October 30, 2018
Modern office design trends have come a long way in the last 50 years. Now, businesses do more than house basic work functionalities. They now aim to create communities, facilitate collaboration and encourage an environment conducive to teamwork. Thus we have open floor plans, meeting rooms that double as training rooms, interesting social design integrations and more. But why has the employee’s workstation been left out of the modern design equation? It is the one area of office design that has not seen innovation in more than 50 years.
Yes, We Have Interesting Chairs, but It is Not Enough
The biggest modern design contribution to the standard workstation has been the incorporation of the ergonomic chair. This new design element certainly represented an important first step towards improving the posture and health of employees, but unfortunately, it has not been enough. Workers continue to have problems with poor circulation, back problems and other health conditions associated with prolonged sitting. No, ergonomic chairs have not completely solved the problems associated with working long hours at a desk.
The Workstation Problem
Most employees sit at their desk hunched over. They lean on the armrest or sit with their leg propped underneath the other. Sure! It may be comfortable, but the truth is, sitting in this way for hours on end can have negative long-term health implications. Not to mention this poor sitting posture can also cause back pain and energy slumps.
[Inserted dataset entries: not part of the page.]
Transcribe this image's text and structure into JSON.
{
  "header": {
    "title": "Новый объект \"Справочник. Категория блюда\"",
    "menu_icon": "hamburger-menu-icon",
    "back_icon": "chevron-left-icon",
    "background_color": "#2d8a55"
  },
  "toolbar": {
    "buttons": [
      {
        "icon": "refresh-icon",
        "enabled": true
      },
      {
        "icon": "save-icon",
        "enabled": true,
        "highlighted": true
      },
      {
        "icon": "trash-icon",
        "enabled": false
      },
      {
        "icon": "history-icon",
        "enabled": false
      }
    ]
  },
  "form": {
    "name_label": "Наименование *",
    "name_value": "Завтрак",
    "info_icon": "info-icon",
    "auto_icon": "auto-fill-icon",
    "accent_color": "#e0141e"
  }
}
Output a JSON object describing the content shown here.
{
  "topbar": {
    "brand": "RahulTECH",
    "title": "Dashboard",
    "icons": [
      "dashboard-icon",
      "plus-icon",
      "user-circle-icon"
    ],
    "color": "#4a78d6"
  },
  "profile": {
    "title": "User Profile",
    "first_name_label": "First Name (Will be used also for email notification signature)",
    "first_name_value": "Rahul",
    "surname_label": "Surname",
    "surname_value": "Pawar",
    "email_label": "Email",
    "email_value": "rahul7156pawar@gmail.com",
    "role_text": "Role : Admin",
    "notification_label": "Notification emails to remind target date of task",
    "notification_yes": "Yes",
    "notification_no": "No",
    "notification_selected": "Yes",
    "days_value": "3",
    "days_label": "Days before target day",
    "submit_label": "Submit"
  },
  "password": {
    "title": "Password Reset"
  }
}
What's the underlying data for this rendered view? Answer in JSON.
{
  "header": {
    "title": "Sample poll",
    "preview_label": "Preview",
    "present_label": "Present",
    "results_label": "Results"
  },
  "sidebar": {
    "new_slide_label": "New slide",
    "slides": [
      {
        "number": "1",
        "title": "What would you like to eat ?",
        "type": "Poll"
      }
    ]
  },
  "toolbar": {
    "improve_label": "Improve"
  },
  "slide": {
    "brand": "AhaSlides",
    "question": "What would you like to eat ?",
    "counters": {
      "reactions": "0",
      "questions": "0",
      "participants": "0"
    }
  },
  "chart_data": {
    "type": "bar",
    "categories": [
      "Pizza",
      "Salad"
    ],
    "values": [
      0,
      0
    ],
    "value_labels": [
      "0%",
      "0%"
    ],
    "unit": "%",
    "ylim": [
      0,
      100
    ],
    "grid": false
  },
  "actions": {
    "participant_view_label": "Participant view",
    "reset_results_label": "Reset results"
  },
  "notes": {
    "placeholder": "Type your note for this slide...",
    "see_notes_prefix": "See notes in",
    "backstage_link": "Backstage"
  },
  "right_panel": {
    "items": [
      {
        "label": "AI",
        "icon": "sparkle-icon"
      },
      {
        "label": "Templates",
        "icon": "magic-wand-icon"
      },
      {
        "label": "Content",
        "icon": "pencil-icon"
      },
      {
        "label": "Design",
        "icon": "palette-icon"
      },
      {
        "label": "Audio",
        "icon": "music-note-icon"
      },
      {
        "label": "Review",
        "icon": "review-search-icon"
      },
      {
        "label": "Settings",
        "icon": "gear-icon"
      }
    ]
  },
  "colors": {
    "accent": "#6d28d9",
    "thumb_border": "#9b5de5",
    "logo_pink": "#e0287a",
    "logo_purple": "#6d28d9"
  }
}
Recent findings from a Princeton University study, show that poor posture and poor workstation design significantly increases the risk of musculoskeletal problems. Prolonged sitting and static posture are also associated with cardiovascular and circulatory disorders, weight gain and lower back problems. Nerve and tendon related disorders such as carpal tunnel syndrome and epicondylitis are also factors here. These are some pretty scary health problems, which may not develop until a person reaches middle age or even later, but it is a result of poor posture while sitting at a desk. Ergo, it is a problem workplace designers really do need to address.
We Need Workstations that Offer More
We need workstations that help employees move, get more circulatory movement, improve health and ultimately, enhance work performance. Implementing workstations with adjustable desks where employees can sit or stand can promote comfort and good posture. More importantly, they can improve health. Experts say that being able to adjust the workstation allows for less body exertion, fewer strains and better work heights. These modifications to the average workstation can help prevent fatigue, eye stress, and even enhance performance.
How Can We Get Even More from The Workspace?
Additionally, new workstation accouterments can also promote healthy habits. New technology has brought about the design of the desk bike or under desk bike at the workstation. Yes, it is exercise equipment made for the workstation. The desk bike fits under the workstation allows employees to improve movement and posture while working. It offers enhanced employee performance because it offers the body movement, exercise and improved circulation to legs which are otherwise stationary. This new workstation design implementation can make the job easier, less stressful and prevent mental strain, and also help the employee better focus on the project at hand.
Bottom Line: Experience Enhanced Employee Engagement
When a company makes a real commitment to the health and well-being of employees, even before addressing other design needs, employees take notice. It is this type of innovation that can make a real difference to the health and well-being of employees. This motivates employees to perform better and reach targeted goals more easily. Overall, an improved workstation makes the employee feel valued.
We accept articles, stories, and reviews that feature our products. The topics can also include tips on posture, spine health, and how to create a healthy work-from-home setup. If you are interested to collaborate with us, send an email to [email protected].